Last year, Congress agreed to $1.2 trillion in automatic spending cuts, unless politicians find other things to cut. They didn't, of course. So now, with so-called sequestration looming in January, panic has set in. Even the new "fiscally responsible" Republicans vote against cutting Energy Department handouts to companies like Solyndra and subsidies to sugar producers. Many claim that any cut in military spending will weaken America and increase unemployment.
It's another demonstration of the politicians' addiction to spending—and how we are complicit. "One more infrastructure bill" or "this jobs plan" will jumpstart the economy, and then we'll kick our spending addiction once and for all.
But we don't stop.
For most of American history, government was tiny. But since Lyndon Johnson's Great Society and the promise that government would cure poverty, spending has gone up nonstop. This is not sustainable.
Progressives say: If you're so worried about the deficit, raise taxes! But it's a fantasy to imagine that taxing the rich will solve our deficit problem. If the IRS grabbed 100 percent of income over $1 million, the take would be just $616 billion. That's only a third of this year's deficit.
It's the spending, stupid.
Even if you could balance the budget by taxing the rich, it wouldn't be right. Progressives say it's wrong for the rich to be "given" more money. But money earned belongs to those who earn it, not to government. Lower taxes are not a handout.
That's the moral side of the matter. There's a practical side, too. Taxes discourage wealth creation.
Even if you think—despite all evidence—that government spends money more usefully than people in the private sector, there is a limit to how much government can tax before people work less or flee.
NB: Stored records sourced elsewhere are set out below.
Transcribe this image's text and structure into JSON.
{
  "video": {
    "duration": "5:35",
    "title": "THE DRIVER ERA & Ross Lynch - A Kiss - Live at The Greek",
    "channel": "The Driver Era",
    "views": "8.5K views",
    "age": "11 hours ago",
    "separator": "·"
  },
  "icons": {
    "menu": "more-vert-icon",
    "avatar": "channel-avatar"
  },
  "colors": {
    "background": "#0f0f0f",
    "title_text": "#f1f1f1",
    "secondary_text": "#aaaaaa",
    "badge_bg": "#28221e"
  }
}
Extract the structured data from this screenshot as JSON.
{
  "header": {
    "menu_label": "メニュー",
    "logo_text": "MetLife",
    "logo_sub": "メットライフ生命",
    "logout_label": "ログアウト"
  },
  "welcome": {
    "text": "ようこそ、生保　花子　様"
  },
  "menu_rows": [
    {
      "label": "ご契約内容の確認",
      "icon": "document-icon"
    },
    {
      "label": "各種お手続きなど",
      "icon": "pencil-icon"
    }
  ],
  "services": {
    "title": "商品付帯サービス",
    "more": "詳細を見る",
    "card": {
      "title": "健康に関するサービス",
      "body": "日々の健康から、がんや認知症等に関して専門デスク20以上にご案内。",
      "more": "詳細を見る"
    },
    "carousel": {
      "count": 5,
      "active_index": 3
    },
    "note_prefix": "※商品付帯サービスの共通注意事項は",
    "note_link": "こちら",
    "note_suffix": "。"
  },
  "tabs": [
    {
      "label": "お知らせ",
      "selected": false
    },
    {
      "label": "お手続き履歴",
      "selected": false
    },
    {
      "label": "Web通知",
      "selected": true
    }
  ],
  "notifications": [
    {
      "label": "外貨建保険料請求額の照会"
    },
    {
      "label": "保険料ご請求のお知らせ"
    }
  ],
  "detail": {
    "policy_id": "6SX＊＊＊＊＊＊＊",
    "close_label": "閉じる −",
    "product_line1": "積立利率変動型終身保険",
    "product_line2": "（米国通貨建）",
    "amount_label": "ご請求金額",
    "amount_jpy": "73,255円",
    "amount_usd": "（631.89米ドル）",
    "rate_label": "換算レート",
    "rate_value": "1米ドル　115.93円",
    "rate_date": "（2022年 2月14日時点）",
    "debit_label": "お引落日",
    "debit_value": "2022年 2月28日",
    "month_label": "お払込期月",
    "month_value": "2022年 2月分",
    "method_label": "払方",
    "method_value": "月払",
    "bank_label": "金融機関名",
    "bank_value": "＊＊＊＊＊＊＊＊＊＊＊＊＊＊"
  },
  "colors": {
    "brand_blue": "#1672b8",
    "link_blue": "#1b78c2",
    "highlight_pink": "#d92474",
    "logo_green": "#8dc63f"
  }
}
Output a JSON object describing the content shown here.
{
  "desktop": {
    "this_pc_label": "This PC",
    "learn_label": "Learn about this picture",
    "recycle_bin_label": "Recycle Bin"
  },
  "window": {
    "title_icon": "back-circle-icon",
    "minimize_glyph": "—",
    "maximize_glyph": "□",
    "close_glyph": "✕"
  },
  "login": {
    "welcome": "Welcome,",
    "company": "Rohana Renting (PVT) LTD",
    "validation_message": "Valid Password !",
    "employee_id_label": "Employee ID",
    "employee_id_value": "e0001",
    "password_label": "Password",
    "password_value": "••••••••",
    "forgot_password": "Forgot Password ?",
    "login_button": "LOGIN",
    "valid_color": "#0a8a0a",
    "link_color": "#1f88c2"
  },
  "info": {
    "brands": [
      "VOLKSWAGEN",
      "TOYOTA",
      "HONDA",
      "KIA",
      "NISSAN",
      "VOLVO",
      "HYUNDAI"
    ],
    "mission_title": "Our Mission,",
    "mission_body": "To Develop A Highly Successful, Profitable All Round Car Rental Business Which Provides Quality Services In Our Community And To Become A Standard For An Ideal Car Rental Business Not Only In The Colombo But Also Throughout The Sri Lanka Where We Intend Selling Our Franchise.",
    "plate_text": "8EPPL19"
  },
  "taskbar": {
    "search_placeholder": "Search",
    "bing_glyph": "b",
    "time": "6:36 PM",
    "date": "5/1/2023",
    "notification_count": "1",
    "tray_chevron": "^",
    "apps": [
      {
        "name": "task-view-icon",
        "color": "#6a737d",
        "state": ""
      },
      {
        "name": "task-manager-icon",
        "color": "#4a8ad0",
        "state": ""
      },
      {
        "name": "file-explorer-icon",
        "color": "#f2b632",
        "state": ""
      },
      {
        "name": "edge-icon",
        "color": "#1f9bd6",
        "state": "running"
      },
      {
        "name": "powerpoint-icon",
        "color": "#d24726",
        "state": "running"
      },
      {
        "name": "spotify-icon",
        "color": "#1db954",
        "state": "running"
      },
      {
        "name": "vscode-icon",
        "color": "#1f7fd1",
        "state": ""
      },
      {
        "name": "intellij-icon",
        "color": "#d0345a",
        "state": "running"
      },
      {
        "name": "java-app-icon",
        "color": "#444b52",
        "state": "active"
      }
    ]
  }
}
Progressives claim a small increase in tax rates won't stop the wealthy from producing. But some would stop. When the top marginal rate was 90 percent, actor Ronald Reagan worked just half the year. He said that woke him up to the damage that high taxes impose.
Higher taxes give rich people and politicians more reasons to collude. The rich make contributions, and politicians pay the rich back by giving them tax loopholes.
That's a big loss to America. That money and creative energy spent on figuring out taxes might have gone to build new products, make music, cure cancer or … who knows what?
Politicians promise to balance the budget by getting rid of what is wasteful, redundant or unnecessary. There's plenty of that, but they have promised to eliminate it for years. They cannot. It's just in the nature of the beast. Centrally planned monopolies do things that are wasteful, redundant and unnecessary.
What will bankrupt us first are the wealth transfers to my generation: Medicare and Social Security
When FDR started Social Security, most people didn't even live to age 65. Today, we average 78—and we baby boomers demand all the cool new stuff that modern medicine invents: anti-cholesterol drugs, hip replacements, etc. And we don't want to pay for most of it because we've been trained by government to assume that we're entitled to these things for free, or nearly free. We paid into Social Security and Medicare for our entire working lives, and damn it, we're entitled to get our money back!
Few of us realize that most of us get back up to three times what we paid in, that politicians have promised Social Security and Medicare recipients an impossible $46 trillion more than will exist and that our sense of entitlement will ruin America much faster than foreign aid, subsidies for NPR or foreign wars ever will.
Amazingly, we could grow our way out of debt if Congress simply froze spending at today's levels. That would balance the budget by 2017. If spending growth were limited to just 2 percent per year, the budget would balance by 2020!
But the politicians won't do even that.
It's depressing writing this. But it's not hopeless. There are examples of fiscal sanity we can follow—if we have the will.
John Stossel (read his Reason archive) is the host of Stossel, which airs Thursdays on the FOX Business Network at 9 pm ET and is rebroadcast on Saturdays and Sundays at 9pm & midnight ET. Go here for more info.